Undernutrition can lead to delayed growth or wasting, while a diet that provides too much food, but not necessarily balanced, leads to obesity.
In many parts of the world, undernutrition results from a lack of food. In some cases, however, undernourishment may stem from a health condition, such as an eating disorder or a chronic illness that prevents the person from absorbing nutrients.
According to the World Health Organization (WHO), malnutrition is the gravest single threat to global public health. Globally, it contributes to 45 percent of deaths of children aged under 5 years.
This article will focus mainly on undernutrition.
What is malnutrition?
Older people can be at risk of nutrition if they are isolated and have mobility problems.
Malnutrition involves a dietary deficiency. People may eat too much of the wrong type of food and have malnutrition, but this article will focus on undernutrition, when a person lacks nutrients because they do not consume enough food.
Poor diet may lead to a lack of vitamins, minerals, and other essential substances. Too little protein can lead to kwashiorkor, symptoms of which include a distended abdomen. A lack of vitamin C can result in scurvy.

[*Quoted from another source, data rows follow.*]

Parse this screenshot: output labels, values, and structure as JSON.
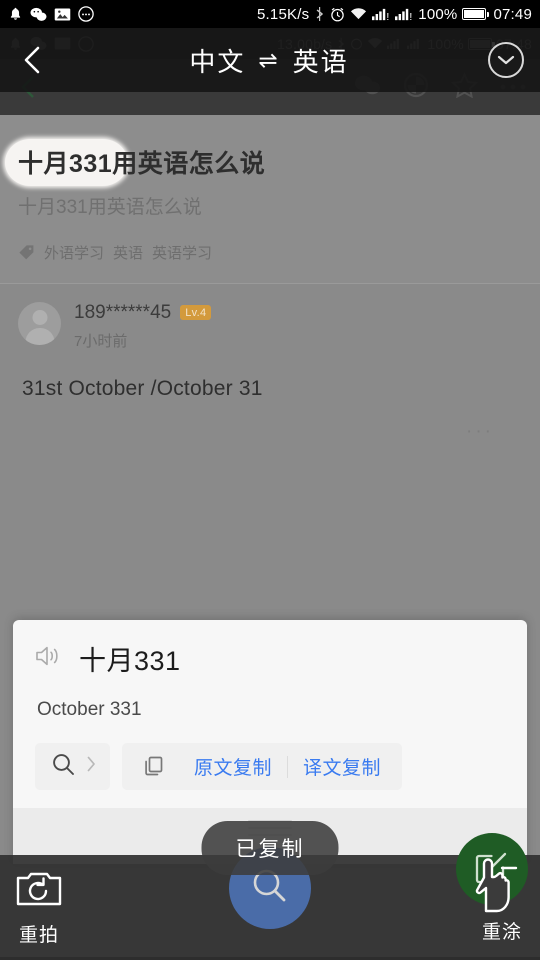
{
  "status_bar": {
    "notification_icons": [
      "bell-icon",
      "wechat-icon",
      "gallery-icon",
      "chat-bubble-icon"
    ],
    "network_speed": "5.15K/s",
    "system_icons": [
      "bluetooth-icon",
      "alarm-icon",
      "wifi-icon",
      "signal-1-icon",
      "signal-2-icon"
    ],
    "battery_percent": "100%",
    "time": "07:49"
  },
  "background_status_bar": {
    "network_speed": "13.00b/s",
    "battery_percent": "100%",
    "time": "07:48"
  },
  "translation_bar": {
    "back_icon": "back-chevron-icon",
    "source_language": "中文",
    "swap_symbol": "⇌",
    "target_language": "英语",
    "collapse_icon": "chevron-down-circle-icon"
  },
  "background_app": {
    "toolbar_icons": [
      "comment-icon",
      "share-icon",
      "star-icon",
      "overflow-menu-icon"
    ],
    "question": {
      "title_highlighted": "十月331",
      "title_rest": "用英语怎么说",
      "subtitle": "十月331用英语怎么说",
      "tag_icon": "tag-icon",
      "tags": [
        "外语学习",
        "英语",
        "英语学习"
      ]
    },
    "answer": {
      "avatar": "user-avatar",
      "username": "189******45",
      "level_badge": "Lv.4",
      "timestamp": "7小时前",
      "body": "31st October /October 31",
      "more_label": "···"
    }
  },
  "panel": {
    "speaker_icon": "speaker-icon",
    "source_text": "十月331",
    "translated_text": "October 331",
    "search_group": {
      "search_icon": "search-icon",
      "chevron_icon": "chevron-right-icon"
    },
    "copy_group": {
      "copy_icon": "copy-icon",
      "copy_source_label": "原文复制",
      "copy_translation_label": "译文复制"
    },
    "drag_handle": "drag-handle"
  },
  "toast": {
    "message": "已复制"
  },
  "bottom_bar": {
    "retake": {
      "icon": "camera-retake-icon",
      "label": "重拍"
    },
    "search_fab": {
      "icon": "search-icon"
    },
    "repaint": {
      "icon": "edit-pen-icon",
      "label": "重涂",
      "cursor": "hand-pointer-icon"
    }
  },
  "colors": {
    "accent_blue": "#3a7bf0",
    "fab_blue": "#4a6ca8",
    "repaint_green": "#1f5c25",
    "level_badge": "#d39a3c"
  }
}
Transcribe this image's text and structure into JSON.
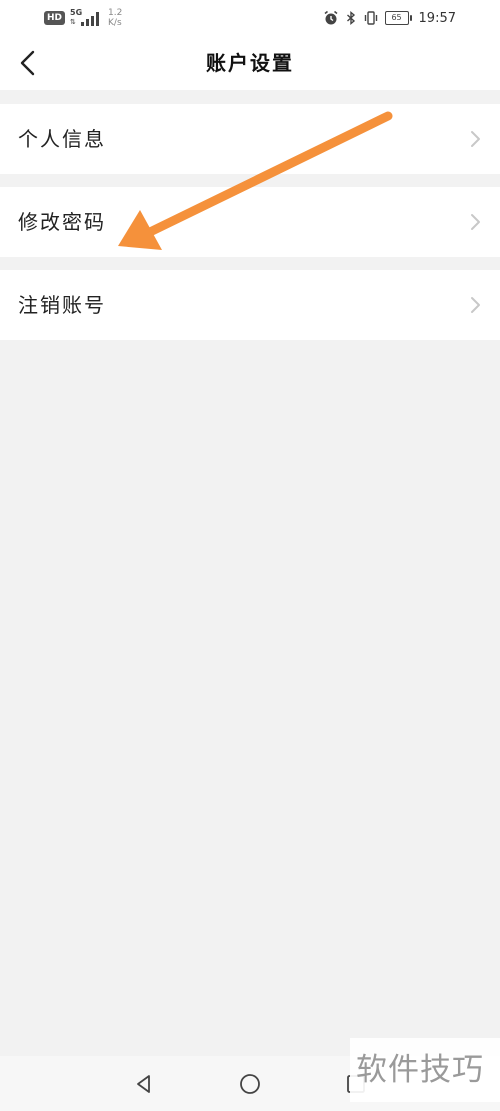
{
  "status_bar": {
    "hd": "HD",
    "network": "5G",
    "speed_value": "1.2",
    "speed_unit": "K/s",
    "battery": "65",
    "time": "19:57"
  },
  "header": {
    "title": "账户设置",
    "back_icon": "chevron-left-icon"
  },
  "menu": {
    "items": [
      {
        "label": "个人信息",
        "icon": "chevron-right-icon"
      },
      {
        "label": "修改密码",
        "icon": "chevron-right-icon"
      },
      {
        "label": "注销账号",
        "icon": "chevron-right-icon"
      }
    ]
  },
  "annotation": {
    "color": "#f5913b",
    "points_to": "修改密码"
  },
  "nav_bar": {
    "back_icon": "triangle-back-icon",
    "home_icon": "circle-home-icon",
    "recent_icon": "square-recent-icon"
  },
  "watermark": "软件技巧",
  "colors": {
    "background": "#f2f2f2",
    "surface": "#ffffff",
    "text": "#222222",
    "chevron": "#c8c8c8"
  }
}
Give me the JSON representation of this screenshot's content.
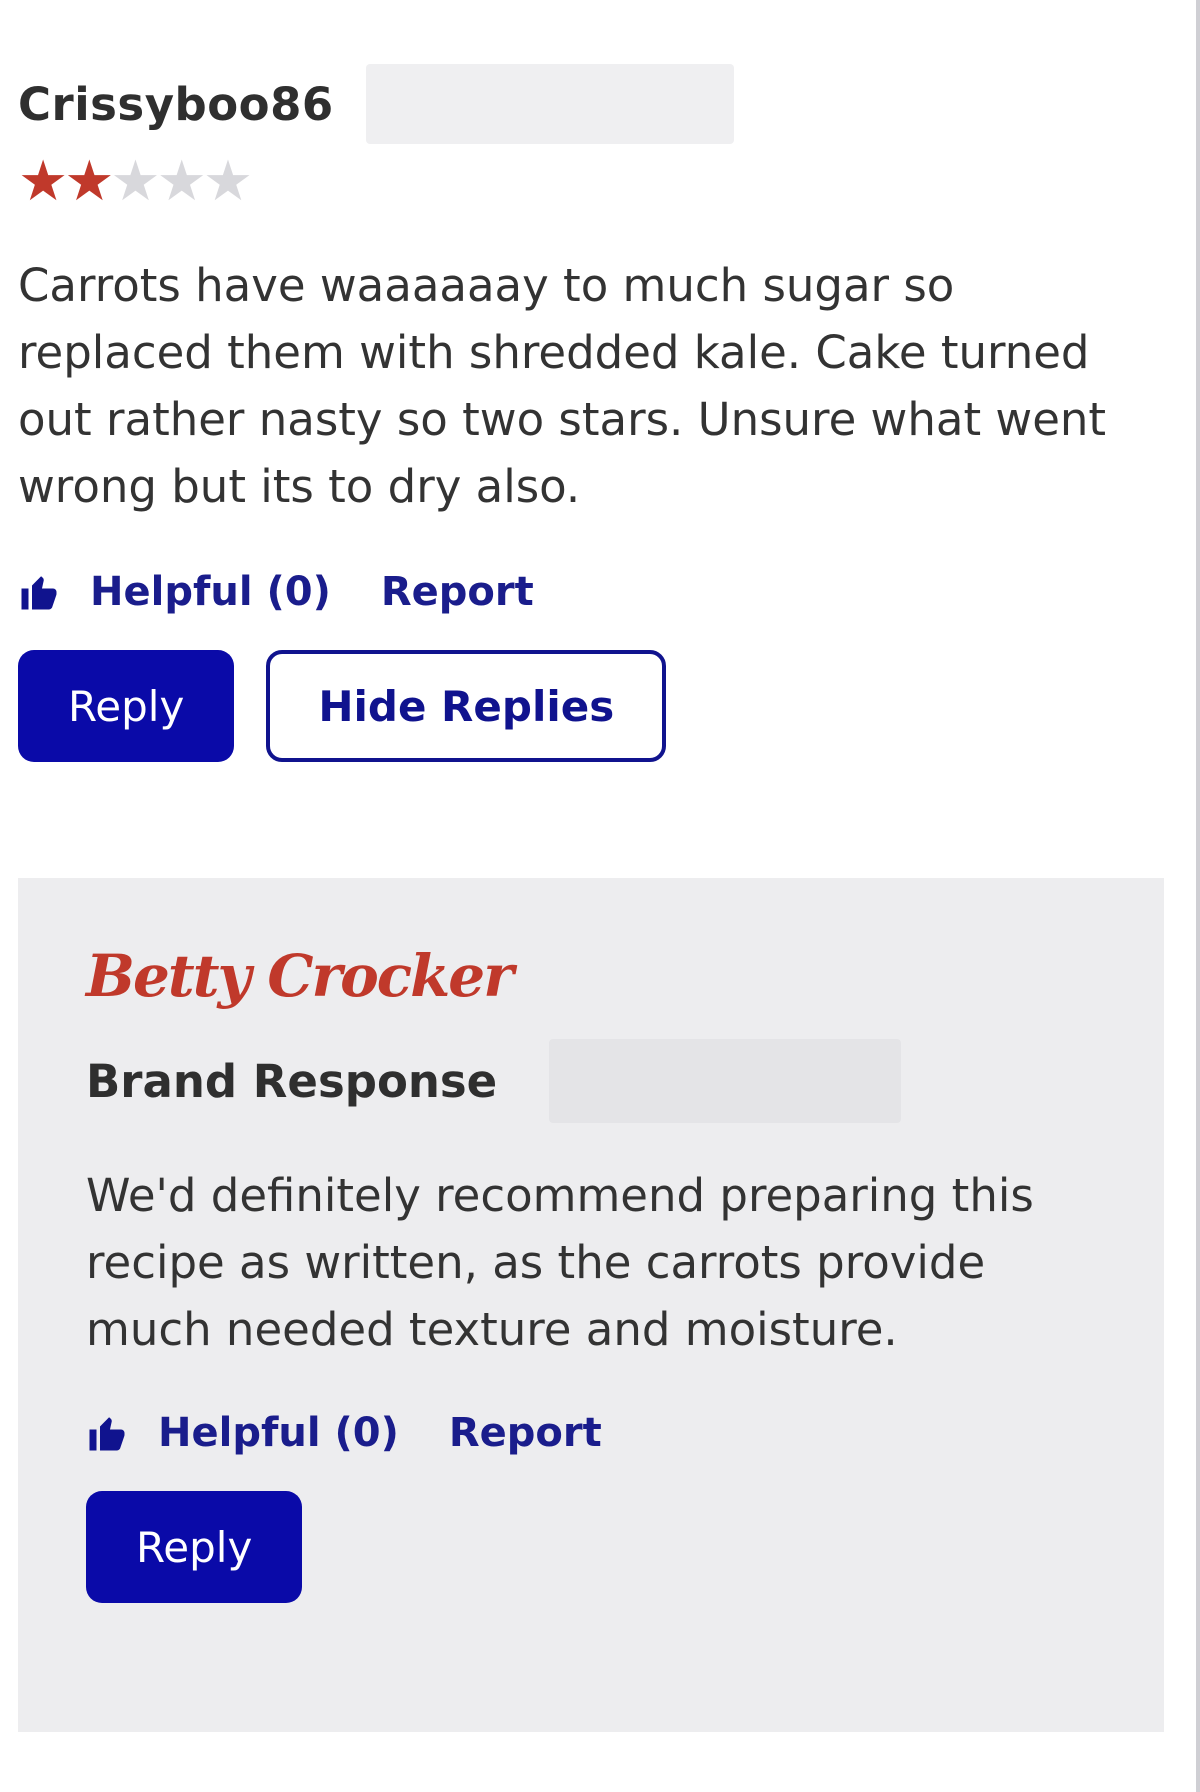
{
  "review": {
    "username": "Crissyboo86",
    "rating": 2,
    "rating_max": 5,
    "text": "Carrots have waaaaaay to much sugar so replaced them with shredded kale. Cake turned out rather nasty so two stars. Unsure what went wrong but its to dry also.",
    "helpful_label": "Helpful (0)",
    "report_label": "Report",
    "reply_label": "Reply",
    "hide_replies_label": "Hide Replies"
  },
  "response": {
    "logo_text": "Betty Crocker",
    "title": "Brand Response",
    "text": "We'd definitely recommend preparing this recipe as written, as the carrots provide much needed texture and moisture.",
    "helpful_label": "Helpful (0)",
    "report_label": "Report",
    "reply_label": "Reply"
  },
  "colors": {
    "star_filled": "#c0392b",
    "star_empty": "#d8d8dc",
    "primary_button": "#0a0aa8",
    "link": "#1a1d8c",
    "brand_red": "#c0392b",
    "response_bg": "#ededef"
  },
  "icons": {
    "star": "star-icon",
    "helpful": "thumbs-up-icon"
  }
}
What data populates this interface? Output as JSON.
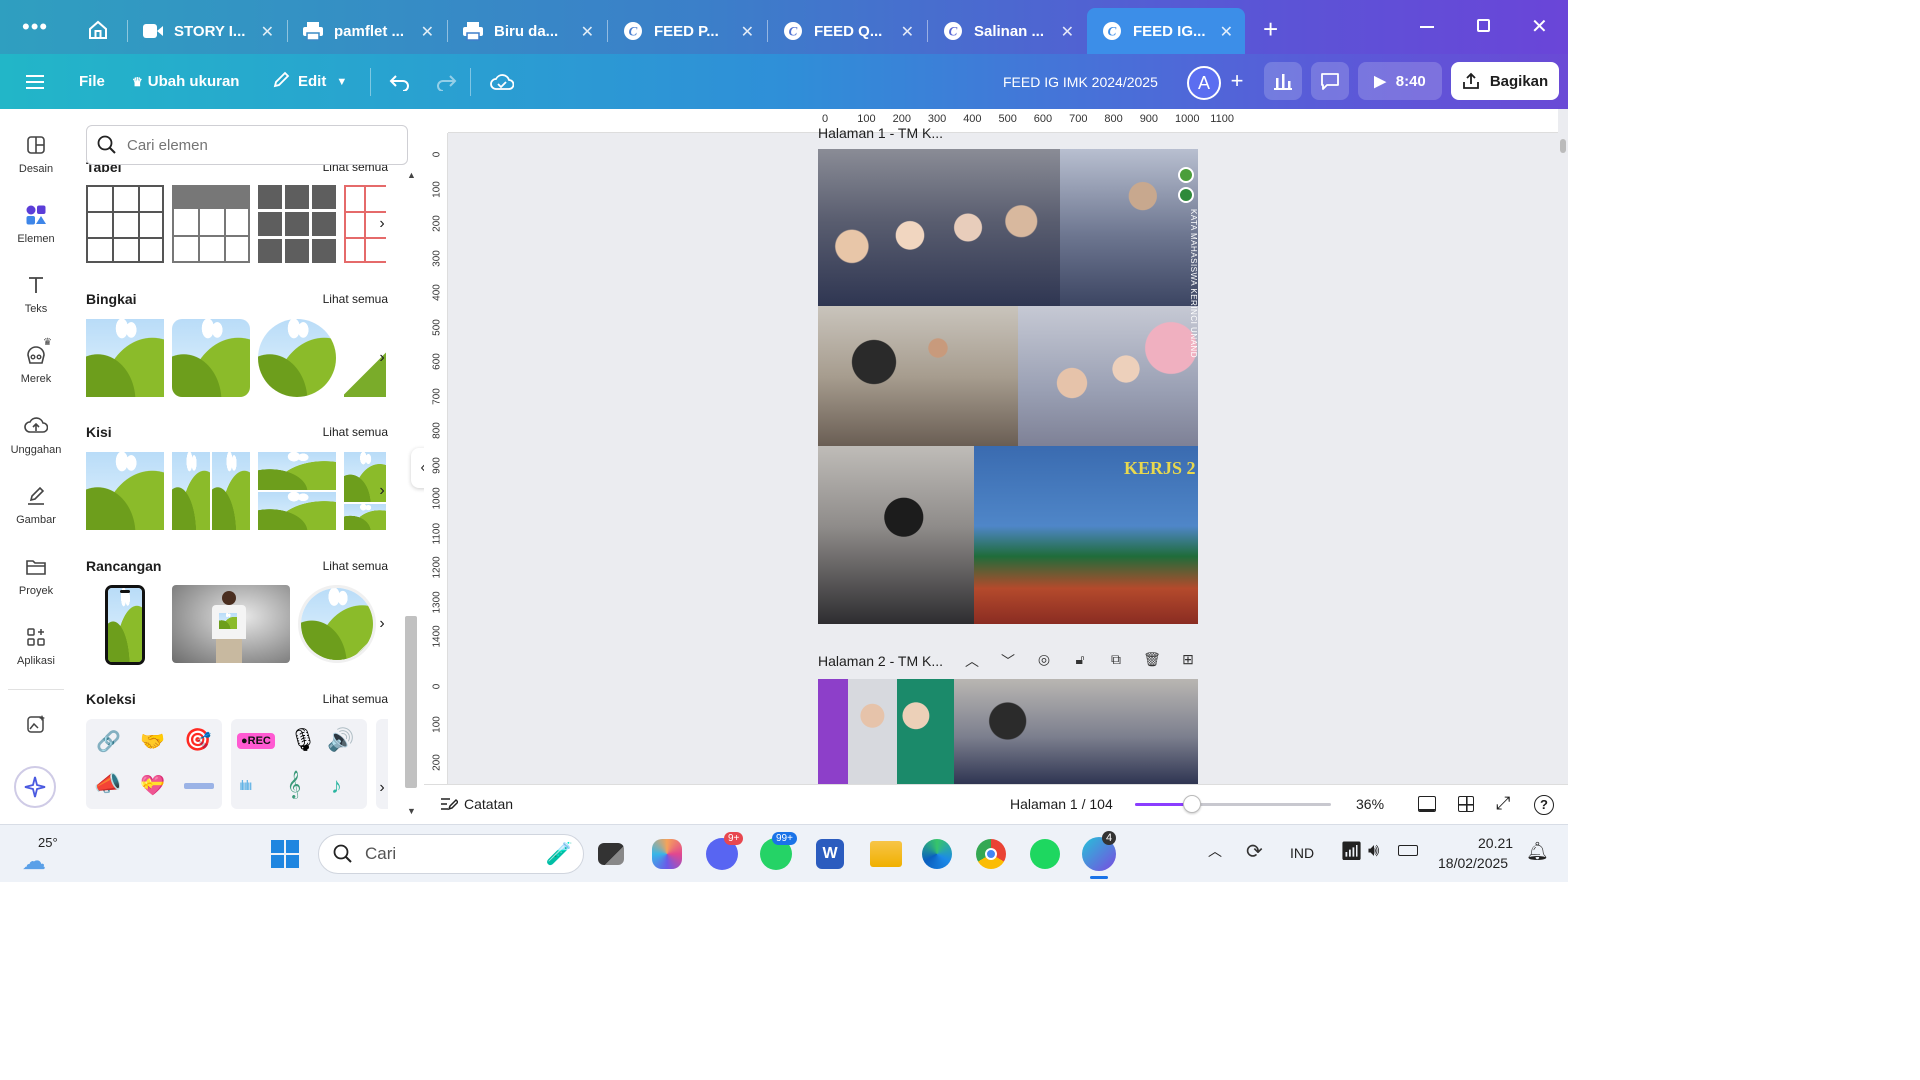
{
  "tabs": [
    {
      "label": "STORY I...",
      "icon": "video-icon"
    },
    {
      "label": "pamflet ...",
      "icon": "printer-icon"
    },
    {
      "label": "Biru da...",
      "icon": "printer-icon"
    },
    {
      "label": "FEED P...",
      "icon": "canva-icon"
    },
    {
      "label": "FEED Q...",
      "icon": "canva-icon"
    },
    {
      "label": "Salinan ...",
      "icon": "canva-icon"
    },
    {
      "label": "FEED IG...",
      "icon": "canva-icon"
    }
  ],
  "toolbar": {
    "file": "File",
    "resize": "Ubah ukuran",
    "edit": "Edit",
    "doc_title": "FEED IG IMK 2024/2025",
    "avatar": "A",
    "play_time": "8:40",
    "share": "Bagikan"
  },
  "rail": [
    {
      "label": "Desain",
      "icon": "design-icon"
    },
    {
      "label": "Elemen",
      "icon": "elements-icon"
    },
    {
      "label": "Teks",
      "icon": "text-icon"
    },
    {
      "label": "Merek",
      "icon": "brand-icon"
    },
    {
      "label": "Unggahan",
      "icon": "upload-icon"
    },
    {
      "label": "Gambar",
      "icon": "draw-icon"
    },
    {
      "label": "Proyek",
      "icon": "folder-icon"
    },
    {
      "label": "Aplikasi",
      "icon": "apps-icon"
    }
  ],
  "panel": {
    "search_placeholder": "Cari elemen",
    "see_all": "Lihat semua",
    "sections": [
      "Tabel",
      "Bingkai",
      "Kisi",
      "Rancangan",
      "Koleksi"
    ],
    "collection_badge": "●REC"
  },
  "ruler": {
    "top": [
      "0",
      "100",
      "200",
      "300",
      "400",
      "500",
      "600",
      "700",
      "800",
      "900",
      "1000",
      "1100"
    ],
    "left_page1": [
      "0",
      "100",
      "200",
      "300",
      "400",
      "500",
      "600",
      "700",
      "800",
      "900",
      "1000",
      "1100",
      "1200",
      "1300",
      "1400"
    ],
    "left_page2": [
      "0",
      "100",
      "200"
    ]
  },
  "canvas": {
    "page1_title": "Halaman 1 - TM K...",
    "page2_title": "Halaman 2 - TM K...",
    "vertical_text": "KATA MAHASISWA KERINCI UNAND"
  },
  "bottombar": {
    "notes": "Catatan",
    "page_indicator": "Halaman 1 / 104",
    "zoom": "36%",
    "zoom_level": 0.36
  },
  "taskbar": {
    "weather_temp": "25°",
    "search": "Cari",
    "discord_badge": "9+",
    "whatsapp_badge": "99+",
    "canva_badge": "4",
    "lang": "IND",
    "time": "20.21",
    "date": "18/02/2025"
  },
  "colors": {
    "accent": "#8b3dff",
    "tab_active": "#3c8ee8"
  }
}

Scurvy is rare in industrialized nations, but it can affect older people, those who consume excessive quantities of alcohol, and people who do not eat fresh fruits and vegetables. Some infants and children who follow a limited diet for any reason may be prone to scurvy.
According to the World Health Organization (WHO), 462 million people worldwide are malnourished, and stunted development due to poor diet affects 159 million children globally.
Malnutrition during childhood can lead not only to long-term health problems but also to educational challenges and limited work opportunities in the future. Malnourished children often have smaller babies when they grow up.
It can also slow recovery from wounds and illnesses, and it can complicate diseases such as measles, pneumonia, malaria, and diarrhea. It can leave the body more susceptible to disease.
Signs and symptoms of undernutrition include:
- lack of appetite or interest in food or drink
- tiredness and irritability
- inability to concentrate
- always feeling cold
- loss of fat, muscle mass, and body tissue
- higher risk of getting sick and taking longer to heal
- longer healing time for wounds
- higher risk of complications after surgery
- reduced sex drive and problems with fertility
In more severe cases:
- breathing becomes difficult
- skin may become thin, dry, inelastic, pale, and cold
- the cheeks appear hollow and the eyes sunken, as fat disappears from the face
- hair becomes dry and sparse, falling out easily
Eventually, there may be respiratory failure and heart failure, and the person may become unresponsive. Total starvation can be fatal within 8 to 12 weeks
Children may show a lack of growth, and they may be tired and irritable. Behavioral and intellectual development may be slow, possibly resulting in learning difficulties.
Even with treatment, there can be long-term effects on mental function, and digestive problems may persist. In some cases, these may be lifelong.
Adults with severe undernourishment that started during adulthood usually make a full recovery with treatment.